## Records shown
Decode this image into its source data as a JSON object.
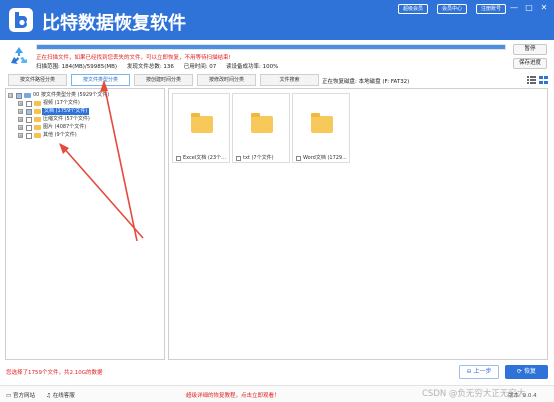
{
  "app": {
    "title": "比特数据恢复软件"
  },
  "top_buttons": [
    "超级会员",
    "会员中心",
    "注册账号"
  ],
  "window_controls": {
    "minimize": "—",
    "maximize": "□",
    "close": "✕"
  },
  "scan": {
    "progress": 1.0,
    "message": "正在扫描文件，如果已经找到您丢失的文件，可以立即恢复，不用等待扫描结束!",
    "range": "扫描范围: 184(MB)/59985(MB)",
    "found": "发现文件总数: 136",
    "elapsed": "已用时间: 07",
    "integrity": "读设备成功率: 100%"
  },
  "side_buttons": {
    "pause": "暂停",
    "save": "保存进度"
  },
  "tabs": [
    "按文件路径分类",
    "按文件类型分类",
    "按创建时间分类",
    "按修改时间分类",
    "文件搜索"
  ],
  "active_tab": 1,
  "current_disk": "正在恢复磁盘: 本地磁盘 (F: FAT32)",
  "tree": [
    {
      "label": "00 按文件类型分类  (5929个文件)",
      "level": 0,
      "expander": "⊟",
      "partial": true,
      "selected": false
    },
    {
      "label": "视频  (17个文件)",
      "level": 1,
      "expander": "⊞",
      "partial": false,
      "selected": false
    },
    {
      "label": "文档  (1759个文件)",
      "level": 1,
      "expander": "⊞",
      "partial": true,
      "selected": true
    },
    {
      "label": "压缩文件  (57个文件)",
      "level": 1,
      "expander": "⊞",
      "partial": false,
      "selected": false
    },
    {
      "label": "图片  (4087个文件)",
      "level": 1,
      "expander": "⊞",
      "partial": false,
      "selected": false
    },
    {
      "label": "其他  (9个文件)",
      "level": 1,
      "expander": "⊞",
      "partial": false,
      "selected": false
    }
  ],
  "files": [
    {
      "label": "Excel文档 (23个..."
    },
    {
      "label": "txt (7个文件)"
    },
    {
      "label": "Word文档 (1729..."
    }
  ],
  "bottom": {
    "status": "您选择了1759个文件，共2.10G的数据",
    "prev": "上一步",
    "recover": "恢复"
  },
  "footer": {
    "website": "官方网站",
    "support": "在线客服",
    "promo": "超级详细的恢复教程，点击立即观看！",
    "version": "版本: 9.0.4"
  },
  "watermark": "CSDN @负无穷大正无穷大",
  "colors": {
    "brand": "#2f73d9",
    "alert": "#e02020",
    "folder": "#f7c95a",
    "arrow": "#e64a3c"
  },
  "icons": {
    "logo": "app-logo-icon",
    "recycle": "recycle-icon",
    "list_view": "list-view-icon",
    "grid_view": "grid-view-icon",
    "folder": "folder-icon",
    "website": "monitor-icon",
    "support": "headset-icon",
    "prev": "arrow-left-icon",
    "recover": "restore-icon"
  }
}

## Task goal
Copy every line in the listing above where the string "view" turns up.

## Solution for this problem
    "list_view": "list-view-icon",
    "grid_view": "grid-view-icon",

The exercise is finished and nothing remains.